The World Health Organization (WHO) has authorized the use of a second vaccine, known as R21/Matrix-M, in the ongoing fight against malaria. Targeted specifically towards children aged 5 to 36 months, who are particularly vulnerable to the disease, this promising development is anticipated to make a significant impact, particularly in Africa where malaria’s toll is alarmingly severe.
In countries like Burkina Faso, where malaria is practically ubiquitous, an estimated 4,000 lives were claimed by the disease last year alone. Recognizing the urgency to address this pressing issue, clinical trials conducted in Burkina Faso showed a remarkable 75% decrease in malaria cases in the year following the vaccination of young children. This breakthrough outcome underscores the potential of this new vaccine in curbing the spread of the disease.
The emergence of the R21/Matrix-M vaccine comes at a critical time, as resistance to existing anti-malarial drugs continues to grow. By introducing a second vaccine, global health experts hope to enhance the effectiveness of prevention and treatment programs, ultimately saving tens of thousands of children’s lives annually.
Furthermore, reducing the prevalence of malaria cases will also concurrently minimize the risk of transmission through mosquitoes, benefiting both those who are vaccinated and those who are not. This comprehensive approach aims to bring us closer to the WHO’s ambitious objective of malaria elimination by 2030.
To facilitate the mass production of this life-saving vaccine, the Serum Institute of India has agreed to manufacture the R21/Matrix-M vaccine. With plans to produce approximately one hundred million doses by mid-next year, this collaboration ensures wider accessibility and affordability, particularly for low-income countries disproportionately burdened by malaria.

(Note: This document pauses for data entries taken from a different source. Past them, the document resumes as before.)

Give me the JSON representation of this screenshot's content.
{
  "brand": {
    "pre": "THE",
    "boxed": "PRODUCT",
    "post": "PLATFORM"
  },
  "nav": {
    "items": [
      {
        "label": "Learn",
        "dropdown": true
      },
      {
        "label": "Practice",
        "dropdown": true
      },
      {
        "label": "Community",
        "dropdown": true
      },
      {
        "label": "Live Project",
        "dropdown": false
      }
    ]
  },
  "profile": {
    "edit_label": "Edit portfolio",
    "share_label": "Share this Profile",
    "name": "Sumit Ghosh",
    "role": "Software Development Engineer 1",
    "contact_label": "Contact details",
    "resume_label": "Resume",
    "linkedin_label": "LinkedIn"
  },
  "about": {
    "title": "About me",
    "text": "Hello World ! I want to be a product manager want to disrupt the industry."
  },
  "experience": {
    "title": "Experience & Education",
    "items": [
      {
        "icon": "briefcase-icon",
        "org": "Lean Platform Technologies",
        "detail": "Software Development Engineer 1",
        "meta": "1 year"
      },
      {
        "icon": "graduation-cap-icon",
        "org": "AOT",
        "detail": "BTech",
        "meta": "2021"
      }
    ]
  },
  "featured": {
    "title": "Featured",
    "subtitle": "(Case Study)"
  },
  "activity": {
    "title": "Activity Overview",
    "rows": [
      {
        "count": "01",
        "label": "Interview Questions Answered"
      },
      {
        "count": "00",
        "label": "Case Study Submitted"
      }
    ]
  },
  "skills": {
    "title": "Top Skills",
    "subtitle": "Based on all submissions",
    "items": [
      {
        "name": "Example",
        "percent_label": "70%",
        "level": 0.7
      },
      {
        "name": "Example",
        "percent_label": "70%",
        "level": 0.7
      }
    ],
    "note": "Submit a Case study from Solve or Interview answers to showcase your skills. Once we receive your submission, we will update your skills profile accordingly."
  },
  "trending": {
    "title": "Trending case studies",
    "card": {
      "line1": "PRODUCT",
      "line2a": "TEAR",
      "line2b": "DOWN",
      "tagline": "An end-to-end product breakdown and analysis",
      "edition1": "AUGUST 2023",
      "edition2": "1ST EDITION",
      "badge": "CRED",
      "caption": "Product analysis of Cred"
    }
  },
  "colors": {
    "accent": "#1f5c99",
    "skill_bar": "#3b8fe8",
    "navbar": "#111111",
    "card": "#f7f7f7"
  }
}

The approval of the R21/Matrix-M vaccine marks a major breakthrough in the ongoing battle against malaria, a disease that remains a global health threat, disproportionately affecting vulnerable populations. With its potential to significantly reduce the incidence and mortality rates associated with this devastating disease, experts are optimistic that the deployment of this vaccine will bring us one step closer to a malaria-free world by 2030.